And then there’s Duncan ‘Dunk the Trump’ Mackay, who’s played and written with Jarvis Cocker, Keith Allen and Anthony Genn, Elastica, the Brand New Heavies and is probably best known for his work with Primal Scream. And graffiti artist turned 3D visionary CHU is going literally off the wall with an installation piece that he promises (or maybe threatens) will be an assault on the senses.

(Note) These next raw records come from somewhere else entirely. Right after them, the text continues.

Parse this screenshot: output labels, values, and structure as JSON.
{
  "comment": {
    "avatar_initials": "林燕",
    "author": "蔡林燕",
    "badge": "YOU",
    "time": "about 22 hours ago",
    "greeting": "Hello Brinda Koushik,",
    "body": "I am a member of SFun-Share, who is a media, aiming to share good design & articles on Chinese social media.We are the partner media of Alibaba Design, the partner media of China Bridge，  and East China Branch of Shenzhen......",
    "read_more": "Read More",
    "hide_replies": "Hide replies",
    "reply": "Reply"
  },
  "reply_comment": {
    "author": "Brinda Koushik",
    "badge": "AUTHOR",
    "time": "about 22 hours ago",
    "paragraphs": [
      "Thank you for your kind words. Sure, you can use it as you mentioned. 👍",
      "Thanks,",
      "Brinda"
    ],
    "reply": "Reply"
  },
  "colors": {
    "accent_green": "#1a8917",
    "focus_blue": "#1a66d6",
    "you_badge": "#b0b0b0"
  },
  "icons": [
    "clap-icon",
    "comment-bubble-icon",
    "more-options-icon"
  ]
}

Anyone who’s been to a Ramsgate Festival before will know all about Article 10. Simultaneously inspired by, and limited by, time, tide and light, their concept called Littoral Light took the the 2016 and 2017 Ramsgate Festivals by storm. Turning a tidal stretch of cliff-faced beach fleetingly into a gallery… and doing it at night just when low tide coincided with the setting of the sun, it was nothing short of a quiet revolution. ‘Poetic but bonkers’, was the affectionate phrase at the time.
They expected about fifty people in 2016. They got 1000 – and 2000 the following year… So, is Exit to Leopold Street going to be the UK’s biggest sound exhibition ever?
Aidan’s answer is characteristically understated: ‘I think the largest one so far happened in Lima Contemporary Art museum in 2016 where they had forty pieces of work. If we beat that then we might have a claim for the biggest sound exhibition – but if not the biggest, at an hour and a half we’re certainly in the running for the shortest!’
So that’s pretty much a yes, then!